How long, O Lord? This question was important to the Israelites under Babylonian rule. It was important to their descendants, still facing foreign powers, who included the stories of Daniel in the bible. Even today, we wonder how long it will be before God’s kingdom, God’s reign, God’s way will come, when peace and justice will fill the earth.
Unfortunately, the book of Daniel can’t tell us how long we have to wait. Neither can anyone else. And there’s another puzzle to trying to apply this story to our modern day life. It’s often hard to write off human kingdoms as solely good or evil, the way they are in this book of the bible.
For example: in the past week or so debate flared again around our immigration policies. The current administration is making a change, so that it explicitly measures the wealth of immigrants when determining who may enter the country. Those who are not rich enough do not merit entry. In response, many quoted the lines inscribed by our Statue of liberty: “Give me your tired, your poor, your huddled masses yearning to breathe free, the wretched refuse of your teeming shore. Send these, the homeless, tempest-tost to me; I lift my lamp beside the golden door!” We are defined as a nation, these folks said, by the way we offer welcome and freedom to all. The new immigration policy is a betrayal of our most basic values.
Is this really true? History tells us that the American ideal of welcome and freedom has always co-existed with a much more complicated reality.
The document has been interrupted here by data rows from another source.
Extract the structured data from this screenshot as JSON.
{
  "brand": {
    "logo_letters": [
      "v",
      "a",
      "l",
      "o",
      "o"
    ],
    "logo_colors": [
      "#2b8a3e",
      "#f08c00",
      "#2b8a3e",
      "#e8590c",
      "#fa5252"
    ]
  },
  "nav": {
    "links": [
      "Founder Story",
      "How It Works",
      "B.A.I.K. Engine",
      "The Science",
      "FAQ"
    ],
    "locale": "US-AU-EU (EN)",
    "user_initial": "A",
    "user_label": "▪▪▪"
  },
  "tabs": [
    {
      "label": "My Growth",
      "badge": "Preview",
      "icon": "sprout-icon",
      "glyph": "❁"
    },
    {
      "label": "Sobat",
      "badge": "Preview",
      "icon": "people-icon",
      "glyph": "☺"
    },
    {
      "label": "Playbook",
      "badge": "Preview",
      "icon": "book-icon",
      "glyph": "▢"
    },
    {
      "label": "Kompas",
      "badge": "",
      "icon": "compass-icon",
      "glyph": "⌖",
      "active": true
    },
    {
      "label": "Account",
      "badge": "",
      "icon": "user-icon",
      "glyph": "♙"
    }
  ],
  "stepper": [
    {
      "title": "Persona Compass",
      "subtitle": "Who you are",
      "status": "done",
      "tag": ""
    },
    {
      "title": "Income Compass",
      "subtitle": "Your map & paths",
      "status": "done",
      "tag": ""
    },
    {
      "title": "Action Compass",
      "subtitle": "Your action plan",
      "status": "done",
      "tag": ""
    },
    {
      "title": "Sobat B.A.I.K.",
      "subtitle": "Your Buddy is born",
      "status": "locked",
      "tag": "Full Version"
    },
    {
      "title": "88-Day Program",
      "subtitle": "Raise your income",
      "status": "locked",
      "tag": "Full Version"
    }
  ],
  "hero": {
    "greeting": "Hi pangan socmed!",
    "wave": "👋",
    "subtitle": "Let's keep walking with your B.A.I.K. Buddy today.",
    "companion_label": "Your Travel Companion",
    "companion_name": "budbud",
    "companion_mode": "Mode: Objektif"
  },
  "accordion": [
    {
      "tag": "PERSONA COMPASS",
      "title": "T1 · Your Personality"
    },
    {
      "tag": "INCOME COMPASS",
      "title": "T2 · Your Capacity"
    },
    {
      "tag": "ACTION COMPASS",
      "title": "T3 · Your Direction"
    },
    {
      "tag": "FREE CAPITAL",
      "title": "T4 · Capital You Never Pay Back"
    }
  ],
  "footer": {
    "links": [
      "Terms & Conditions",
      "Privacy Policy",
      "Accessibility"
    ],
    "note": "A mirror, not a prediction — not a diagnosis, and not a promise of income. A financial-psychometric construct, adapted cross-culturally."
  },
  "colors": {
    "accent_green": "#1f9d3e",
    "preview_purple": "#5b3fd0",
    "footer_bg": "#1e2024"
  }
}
This reality includes slavery – which, this coming week, will have existed in these lands for 400 years. It includes broken treaties with Native American tribes, Jim Crow and racist land policies and the Chinese Exclusion Act. Who is America, really? Who were we, at our founding, and who are we today? When I look at our nation, I see both beautiful aspiration and terrible oppression, both good and evil, in our past, and in our present.
How long, O Lord? How long until our nation, any nation, every nation, is filled with peace and justice? No one can tell us. But as people of faith, our highest patriotism is to try to bring the power systems we live in at least a little bit closer to God’s ways. To live like Daniel did: faithful to God in all circumstances, even under pressure of great empires.
Please pray with me. Holy God, it is hard to witness the cruelty and injustice in our world. So many seek to dominate, without concern for their neighbors, equally, infinitely beloved children of God. We, too, are often tempted to seek our own advantage, ignoring who pays the price for our wealth, privilege, and comfort. Inspire in us a fervent commitment to your ways; grant us the courage of those who face down lions, and walk through fire; help us to give our hearts and lives to you, again and again, in humility, hope, and determination. Amen.